The Immaculate Virgin closely embraced the Son over Whom she had cried with such anguish and gently whispered tenderly into His ear, “Son, why hast Thou done so to us? Behold, Thy father and I have sought Thee sorrowing.”[43]

Let us admire with what tender confidence Mary speaks to her Savior. His greatest servants speak to Him with similar holy familiarity.

One particularly trying day, Saint Teresa of Avila said to Our Lord: “If this is how Thou treatest Thy friends, I am hardly surprised Thou hast so few of them!” We should speak to Our Lord with similar ease, laying our troubles and fears before Him. We may even go so far sometimes as to complain to Him—very respectfully, of course, like Saint Teresa—of the great demands of His love for us.

He will respond to you as He did to His mother: “Did you not know that I must be about my Father’s business?”[44] He might add:

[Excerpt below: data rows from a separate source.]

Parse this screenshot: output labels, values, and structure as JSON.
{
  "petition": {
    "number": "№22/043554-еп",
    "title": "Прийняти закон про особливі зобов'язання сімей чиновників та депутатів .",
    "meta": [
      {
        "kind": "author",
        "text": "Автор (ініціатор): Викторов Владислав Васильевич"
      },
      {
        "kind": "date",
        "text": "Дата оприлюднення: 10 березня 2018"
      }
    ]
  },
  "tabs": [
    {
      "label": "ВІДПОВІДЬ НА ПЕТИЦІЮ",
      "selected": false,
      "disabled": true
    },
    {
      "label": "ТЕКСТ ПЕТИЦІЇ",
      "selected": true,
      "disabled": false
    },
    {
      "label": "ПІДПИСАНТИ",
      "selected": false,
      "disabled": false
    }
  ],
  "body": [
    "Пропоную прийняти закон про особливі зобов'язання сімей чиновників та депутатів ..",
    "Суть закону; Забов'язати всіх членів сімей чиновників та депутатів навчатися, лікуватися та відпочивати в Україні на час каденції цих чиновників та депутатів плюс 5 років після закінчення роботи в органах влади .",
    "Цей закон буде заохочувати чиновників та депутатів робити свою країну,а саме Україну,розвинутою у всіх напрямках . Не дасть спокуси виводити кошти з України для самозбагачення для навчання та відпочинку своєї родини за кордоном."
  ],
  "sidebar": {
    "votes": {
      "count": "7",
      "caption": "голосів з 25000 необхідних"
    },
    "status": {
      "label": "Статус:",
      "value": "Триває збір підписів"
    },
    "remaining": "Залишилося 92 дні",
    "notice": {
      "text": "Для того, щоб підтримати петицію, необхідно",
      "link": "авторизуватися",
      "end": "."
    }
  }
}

“While hidden, I was accomplishing the work of My mercy in thy soul, showing how insignificant it is without Me and inspiring in it a greater desire for My presence. Blessed are those who hunger and thirst for eternal justice, for they shall be satisfied.”

                                                   * * *

In a preceding meditation we saw how imprudent it would be to ask God for suffering. Let us humbly accept the trials Providence sends us.

When the Master places the heavy burden of the cross on our shoulders, let us cry out to Our Lady of Sorrows to aid us in our troubles.

She will restore our serenity. We will see that she is truly the Mother of sweet hope and holy joy.

No comments:

Post a Comment